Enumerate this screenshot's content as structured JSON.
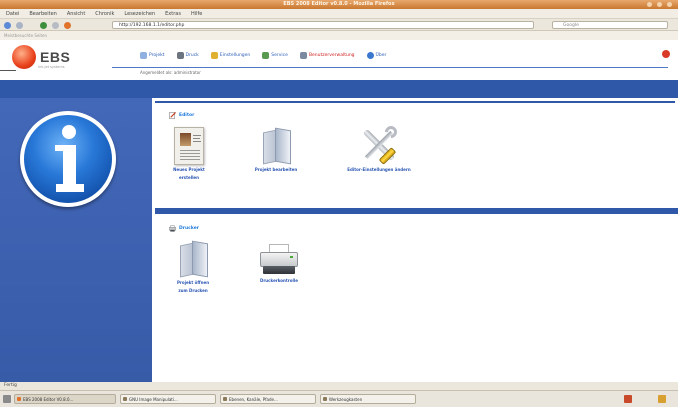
{
  "window": {
    "title": "EBS 2008 Editor v0.8.0 - Mozilla Firefox"
  },
  "menubar": {
    "items": [
      "Datei",
      "Bearbeiten",
      "Ansicht",
      "Chronik",
      "Lesezeichen",
      "Extras",
      "Hilfe"
    ]
  },
  "navbar": {
    "url": "http://192.168.1.1/editor.php",
    "search_placeholder": "Google"
  },
  "bookmarks": {
    "label": "Meistbesuchte Seiten"
  },
  "app": {
    "brand": "EBS",
    "slogan": "ink-jet systems",
    "nav": [
      {
        "label": "Projekt",
        "icon": "folder-icon"
      },
      {
        "label": "Druck",
        "icon": "printer-icon"
      },
      {
        "label": "Einstellungen",
        "icon": "settings-icon"
      },
      {
        "label": "Service",
        "icon": "service-icon"
      },
      {
        "label": "Benutzerverwaltung",
        "icon": "users-icon"
      },
      {
        "label": "Über",
        "icon": "help-icon"
      }
    ],
    "user_line": "Angemeldet als: administrator"
  },
  "sidebar": {
    "icon": "info-icon"
  },
  "editor_panel": {
    "title": "Editor",
    "icon": "pencil-icon",
    "tiles": [
      {
        "label_1": "Neues Projekt",
        "label_2": "erstellen",
        "icon": "document-icon"
      },
      {
        "label_1": "Projekt bearbeiten",
        "label_2": "",
        "icon": "book-icon"
      },
      {
        "label_1": "Editor-Einstellungen ändern",
        "label_2": "",
        "icon": "tools-icon"
      }
    ]
  },
  "druck_panel": {
    "title": "Drucker",
    "icon": "printer-small-icon",
    "tiles": [
      {
        "label_1": "Projekt öffnen",
        "label_2": "zum Drucken",
        "icon": "book-icon"
      },
      {
        "label_1": "Druckerkontrolle",
        "label_2": "",
        "icon": "printer-icon"
      }
    ]
  },
  "statusbar": {
    "text": "Fertig"
  },
  "taskbar": {
    "tasks": [
      "EBS 2008 Editor V0.8.0...",
      "GNU Image Manipulati...",
      "Ebenen, Kanäle, Pfade...",
      "Werkzeugkasten"
    ]
  },
  "colors": {
    "accent_blue": "#2f58a8",
    "sidebar_blue": "#3c5ead",
    "link_blue": "#2a56b3",
    "title_orange": "#c9782f",
    "logo_red": "#e8401a"
  }
}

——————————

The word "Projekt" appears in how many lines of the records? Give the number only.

4